» **Task requirements**: Repeat the records below verbatim.

____ Entries supplied

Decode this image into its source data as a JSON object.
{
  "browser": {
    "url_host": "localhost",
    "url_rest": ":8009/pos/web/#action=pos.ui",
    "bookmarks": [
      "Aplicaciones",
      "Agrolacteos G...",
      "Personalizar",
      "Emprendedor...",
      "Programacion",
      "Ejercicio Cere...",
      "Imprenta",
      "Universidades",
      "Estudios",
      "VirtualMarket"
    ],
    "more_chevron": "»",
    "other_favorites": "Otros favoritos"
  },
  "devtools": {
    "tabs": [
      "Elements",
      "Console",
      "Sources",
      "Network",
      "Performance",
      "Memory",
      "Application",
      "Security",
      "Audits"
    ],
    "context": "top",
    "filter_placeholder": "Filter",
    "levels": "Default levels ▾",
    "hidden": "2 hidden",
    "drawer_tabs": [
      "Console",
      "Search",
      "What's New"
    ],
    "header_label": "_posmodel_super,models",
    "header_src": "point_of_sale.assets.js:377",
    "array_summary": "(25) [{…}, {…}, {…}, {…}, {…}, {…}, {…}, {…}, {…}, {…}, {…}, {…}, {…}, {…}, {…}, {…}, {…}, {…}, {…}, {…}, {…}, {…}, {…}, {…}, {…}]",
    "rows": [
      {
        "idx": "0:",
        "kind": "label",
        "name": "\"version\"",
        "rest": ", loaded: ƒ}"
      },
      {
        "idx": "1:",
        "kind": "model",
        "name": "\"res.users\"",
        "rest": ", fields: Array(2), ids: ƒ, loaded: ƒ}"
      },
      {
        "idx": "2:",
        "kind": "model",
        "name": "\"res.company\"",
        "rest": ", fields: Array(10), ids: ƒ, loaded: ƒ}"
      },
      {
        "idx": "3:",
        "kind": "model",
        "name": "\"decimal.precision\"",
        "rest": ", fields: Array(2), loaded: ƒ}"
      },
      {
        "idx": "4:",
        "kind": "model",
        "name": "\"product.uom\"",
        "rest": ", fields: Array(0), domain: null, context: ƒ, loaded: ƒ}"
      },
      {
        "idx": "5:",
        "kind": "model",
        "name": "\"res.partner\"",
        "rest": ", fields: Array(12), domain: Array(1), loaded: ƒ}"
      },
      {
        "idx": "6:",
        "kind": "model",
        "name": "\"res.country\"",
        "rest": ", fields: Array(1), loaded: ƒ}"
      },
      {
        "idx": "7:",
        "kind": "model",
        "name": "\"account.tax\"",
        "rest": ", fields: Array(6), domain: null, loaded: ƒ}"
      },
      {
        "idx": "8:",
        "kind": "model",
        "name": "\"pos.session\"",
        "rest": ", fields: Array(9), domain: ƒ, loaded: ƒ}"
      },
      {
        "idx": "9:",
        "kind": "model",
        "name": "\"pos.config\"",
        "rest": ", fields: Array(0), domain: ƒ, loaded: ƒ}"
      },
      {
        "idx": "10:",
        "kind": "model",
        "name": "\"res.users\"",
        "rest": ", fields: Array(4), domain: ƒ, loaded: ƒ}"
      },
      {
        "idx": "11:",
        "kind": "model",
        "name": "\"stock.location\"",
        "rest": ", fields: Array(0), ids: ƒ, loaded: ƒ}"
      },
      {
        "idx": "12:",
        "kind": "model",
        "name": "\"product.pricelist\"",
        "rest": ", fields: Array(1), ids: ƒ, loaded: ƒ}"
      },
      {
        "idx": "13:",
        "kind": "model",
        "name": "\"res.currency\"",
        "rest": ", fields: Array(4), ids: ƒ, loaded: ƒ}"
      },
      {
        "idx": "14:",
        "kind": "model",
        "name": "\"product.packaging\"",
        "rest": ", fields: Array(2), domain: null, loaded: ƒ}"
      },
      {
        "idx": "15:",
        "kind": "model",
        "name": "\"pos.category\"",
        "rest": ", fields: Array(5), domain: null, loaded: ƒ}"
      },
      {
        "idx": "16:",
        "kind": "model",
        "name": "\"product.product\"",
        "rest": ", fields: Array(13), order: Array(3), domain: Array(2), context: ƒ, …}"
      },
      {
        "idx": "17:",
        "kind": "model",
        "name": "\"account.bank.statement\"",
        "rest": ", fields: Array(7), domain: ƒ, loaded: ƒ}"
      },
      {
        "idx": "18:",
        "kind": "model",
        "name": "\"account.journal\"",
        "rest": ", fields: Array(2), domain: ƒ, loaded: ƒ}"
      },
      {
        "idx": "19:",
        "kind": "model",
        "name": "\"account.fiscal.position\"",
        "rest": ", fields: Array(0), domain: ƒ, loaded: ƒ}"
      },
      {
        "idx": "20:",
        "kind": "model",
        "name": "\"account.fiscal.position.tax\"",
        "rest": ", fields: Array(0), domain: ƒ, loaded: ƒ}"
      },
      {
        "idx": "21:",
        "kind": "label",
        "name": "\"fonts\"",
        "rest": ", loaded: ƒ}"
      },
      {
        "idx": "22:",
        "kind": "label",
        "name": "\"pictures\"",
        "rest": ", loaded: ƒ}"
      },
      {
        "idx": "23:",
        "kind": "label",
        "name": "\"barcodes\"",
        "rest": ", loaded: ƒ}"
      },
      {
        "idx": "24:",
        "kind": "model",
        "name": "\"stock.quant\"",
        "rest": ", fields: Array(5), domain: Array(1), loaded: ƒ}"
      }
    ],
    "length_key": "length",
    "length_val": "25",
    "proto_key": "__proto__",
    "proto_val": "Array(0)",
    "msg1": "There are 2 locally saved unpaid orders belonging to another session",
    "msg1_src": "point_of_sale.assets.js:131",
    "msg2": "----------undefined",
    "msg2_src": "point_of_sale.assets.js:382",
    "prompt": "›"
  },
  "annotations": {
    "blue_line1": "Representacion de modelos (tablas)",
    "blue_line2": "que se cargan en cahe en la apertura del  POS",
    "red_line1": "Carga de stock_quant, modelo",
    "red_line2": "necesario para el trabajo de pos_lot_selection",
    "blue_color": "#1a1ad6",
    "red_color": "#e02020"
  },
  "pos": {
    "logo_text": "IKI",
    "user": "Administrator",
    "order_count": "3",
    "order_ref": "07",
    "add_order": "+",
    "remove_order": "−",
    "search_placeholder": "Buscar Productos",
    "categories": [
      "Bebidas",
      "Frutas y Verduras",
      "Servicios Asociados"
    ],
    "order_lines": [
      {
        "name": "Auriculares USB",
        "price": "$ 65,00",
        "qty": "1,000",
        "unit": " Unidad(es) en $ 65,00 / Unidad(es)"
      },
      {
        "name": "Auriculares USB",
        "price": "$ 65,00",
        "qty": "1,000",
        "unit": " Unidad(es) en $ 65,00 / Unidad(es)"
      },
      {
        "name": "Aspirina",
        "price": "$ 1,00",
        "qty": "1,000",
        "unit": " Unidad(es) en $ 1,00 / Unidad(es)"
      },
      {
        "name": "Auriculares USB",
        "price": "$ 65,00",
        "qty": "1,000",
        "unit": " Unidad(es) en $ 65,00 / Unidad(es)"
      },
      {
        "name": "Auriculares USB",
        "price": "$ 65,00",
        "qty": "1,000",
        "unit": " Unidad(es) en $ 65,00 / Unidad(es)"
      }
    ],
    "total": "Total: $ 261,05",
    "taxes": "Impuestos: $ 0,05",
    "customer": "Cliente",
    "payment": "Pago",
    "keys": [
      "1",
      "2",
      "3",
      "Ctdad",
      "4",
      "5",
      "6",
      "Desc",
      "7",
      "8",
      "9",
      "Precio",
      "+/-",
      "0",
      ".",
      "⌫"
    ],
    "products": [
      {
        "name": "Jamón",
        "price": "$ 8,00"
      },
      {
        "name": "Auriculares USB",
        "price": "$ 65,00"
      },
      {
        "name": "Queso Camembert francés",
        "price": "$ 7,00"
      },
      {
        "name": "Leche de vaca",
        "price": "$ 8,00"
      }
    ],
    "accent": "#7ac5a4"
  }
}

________

» **Answer to this exercise**:
Decode this image into its source data as a JSON object.
{
  "browser": {
    "url_host": "localhost",
    "url_rest": ":8009/pos/web/#action=pos.ui",
    "bookmarks": [
      "Aplicaciones",
      "Agrolacteos G...",
      "Personalizar",
      "Emprendedor...",
      "Programacion",
      "Ejercicio Cere...",
      "Imprenta",
      "Universidades",
      "Estudios",
      "VirtualMarket"
    ],
    "more_chevron": "»",
    "other_favorites": "Otros favoritos"
  },
  "devtools": {
    "tabs": [
      "Elements",
      "Console",
      "Sources",
      "Network",
      "Performance",
      "Memory",
      "Application",
      "Security",
      "Audits"
    ],
    "context": "top",
    "filter_placeholder": "Filter",
    "levels": "Default levels ▾",
    "hidden": "2 hidden",
    "drawer_tabs": [
      "Console",
      "Search",
      "What's New"
    ],
    "header_label": "_posmodel_super,models",
    "header_src": "point_of_sale.assets.js:377",
    "array_summary": "(25) [{…}, {…}, {…}, {…}, {…}, {…}, {…}, {…}, {…}, {…}, {…}, {…}, {…}, {…}, {…}, {…}, {…}, {…}, {…}, {…}, {…}, {…}, {…}, {…}, {…}]",
    "rows": [
      {
        "idx": "0:",
        "kind": "label",
        "name": "\"version\"",
        "rest": ", loaded: ƒ}"
      },
      {
        "idx": "1:",
        "kind": "model",
        "name": "\"res.users\"",
        "rest": ", fields: Array(2), ids: ƒ, loaded: ƒ}"
      },
      {
        "idx": "2:",
        "kind": "model",
        "name": "\"res.company\"",
        "rest": ", fields: Array(10), ids: ƒ, loaded: ƒ}"
      },
      {
        "idx": "3:",
        "kind": "model",
        "name": "\"decimal.precision\"",
        "rest": ", fields: Array(2), loaded: ƒ}"
      },
      {
        "idx": "4:",
        "kind": "model",
        "name": "\"product.uom\"",
        "rest": ", fields: Array(0), domain: null, context: ƒ, loaded: ƒ}"
      },
      {
        "idx": "5:",
        "kind": "model",
        "name": "\"res.partner\"",
        "rest": ", fields: Array(12), domain: Array(1), loaded: ƒ}"
      },
      {
        "idx": "6:",
        "kind": "model",
        "name": "\"res.country\"",
        "rest": ", fields: Array(1), loaded: ƒ}"
      },
      {
        "idx": "7:",
        "kind": "model",
        "name": "\"account.tax\"",
        "rest": ", fields: Array(6), domain: null, loaded: ƒ}"
      },
      {
        "idx": "8:",
        "kind": "model",
        "name": "\"pos.session\"",
        "rest": ", fields: Array(9), domain: ƒ, loaded: ƒ}"
      },
      {
        "idx": "9:",
        "kind": "model",
        "name": "\"pos.config\"",
        "rest": ", fields: Array(0), domain: ƒ, loaded: ƒ}"
      },
      {
        "idx": "10:",
        "kind": "model",
        "name": "\"res.users\"",
        "rest": ", fields: Array(4), domain: ƒ, loaded: ƒ}"
      },
      {
        "idx": "11:",
        "kind": "model",
        "name": "\"stock.location\"",
        "rest": ", fields: Array(0), ids: ƒ, loaded: ƒ}"
      },
      {
        "idx": "12:",
        "kind": "model",
        "name": "\"product.pricelist\"",
        "rest": ", fields: Array(1), ids: ƒ, loaded: ƒ}"
      },
      {
        "idx": "13:",
        "kind": "model",
        "name": "\"res.currency\"",
        "rest": ", fields: Array(4), ids: ƒ, loaded: ƒ}"
      },
      {
        "idx": "14:",
        "kind": "model",
        "name": "\"product.packaging\"",
        "rest": ", fields: Array(2), domain: null, loaded: ƒ}"
      },
      {
        "idx": "15:",
        "kind": "model",
        "name": "\"pos.category\"",
        "rest": ", fields: Array(5), domain: null, loaded: ƒ}"
      },
      {
        "idx": "16:",
        "kind": "model",
        "name": "\"product.product\"",
        "rest": ", fields: Array(13), order: Array(3), domain: Array(2), context: ƒ, …}"
      },
      {
        "idx": "17:",
        "kind": "model",
        "name": "\"account.bank.statement\"",
        "rest": ", fields: Array(7), domain: ƒ, loaded: ƒ}"
      },
      {
        "idx": "18:",
        "kind": "model",
        "name": "\"account.journal\"",
        "rest": ", fields: Array(2), domain: ƒ, loaded: ƒ}"
      },
      {
        "idx": "19:",
        "kind": "model",
        "name": "\"account.fiscal.position\"",
        "rest": ", fields: Array(0), domain: ƒ, loaded: ƒ}"
      },
      {
        "idx": "20:",
        "kind": "model",
        "name": "\"account.fiscal.position.tax\"",
        "rest": ", fields: Array(0), domain: ƒ, loaded: ƒ}"
      },
      {
        "idx": "21:",
        "kind": "label",
        "name": "\"fonts\"",
        "rest": ", loaded: ƒ}"
      },
      {
        "idx": "22:",
        "kind": "label",
        "name": "\"pictures\"",
        "rest": ", loaded: ƒ}"
      },
      {
        "idx": "23:",
        "kind": "label",
        "name": "\"barcodes\"",
        "rest": ", loaded: ƒ}"
      },
      {
        "idx": "24:",
        "kind": "model",
        "name": "\"stock.quant\"",
        "rest": ", fields: Array(5), domain: Array(1), loaded: ƒ}"
      }
    ],
    "length_key": "length",
    "length_val": "25",
    "proto_key": "__proto__",
    "proto_val": "Array(0)",
    "msg1": "There are 2 locally saved unpaid orders belonging to another session",
    "msg1_src": "point_of_sale.assets.js:131",
    "msg2": "----------undefined",
    "msg2_src": "point_of_sale.assets.js:382",
    "prompt": "›"
  },
  "annotations": {
    "blue_line1": "Representacion de modelos (tablas)",
    "blue_line2": "que se cargan en cahe en la apertura del  POS",
    "red_line1": "Carga de stock_quant, modelo",
    "red_line2": "necesario para el trabajo de pos_lot_selection",
    "blue_color": "#1a1ad6",
    "red_color": "#e02020"
  },
  "pos": {
    "logo_text": "IKI",
    "user": "Administrator",
    "order_count": "3",
    "order_ref": "07",
    "add_order": "+",
    "remove_order": "−",
    "search_placeholder": "Buscar Productos",
    "categories": [
      "Bebidas",
      "Frutas y Verduras",
      "Servicios Asociados"
    ],
    "order_lines": [
      {
        "name": "Auriculares USB",
        "price": "$ 65,00",
        "qty": "1,000",
        "unit": " Unidad(es) en $ 65,00 / Unidad(es)"
      },
      {
        "name": "Auriculares USB",
        "price": "$ 65,00",
        "qty": "1,000",
        "unit": " Unidad(es) en $ 65,00 / Unidad(es)"
      },
      {
        "name": "Aspirina",
        "price": "$ 1,00",
        "qty": "1,000",
        "unit": " Unidad(es) en $ 1,00 / Unidad(es)"
      },
      {
        "name": "Auriculares USB",
        "price": "$ 65,00",
        "qty": "1,000",
        "unit": " Unidad(es) en $ 65,00 / Unidad(es)"
      },
      {
        "name": "Auriculares USB",
        "price": "$ 65,00",
        "qty": "1,000",
        "unit": " Unidad(es) en $ 65,00 / Unidad(es)"
      }
    ],
    "total": "Total: $ 261,05",
    "taxes": "Impuestos: $ 0,05",
    "customer": "Cliente",
    "payment": "Pago",
    "keys": [
      "1",
      "2",
      "3",
      "Ctdad",
      "4",
      "5",
      "6",
      "Desc",
      "7",
      "8",
      "9",
      "Precio",
      "+/-",
      "0",
      ".",
      "⌫"
    ],
    "products": [
      {
        "name": "Jamón",
        "price": "$ 8,00"
      },
      {
        "name": "Auriculares USB",
        "price": "$ 65,00"
      },
      {
        "name": "Queso Camembert francés",
        "price": "$ 7,00"
      },
      {
        "name": "Leche de vaca",
        "price": "$ 8,00"
      }
    ],
    "accent": "#7ac5a4"
  }
}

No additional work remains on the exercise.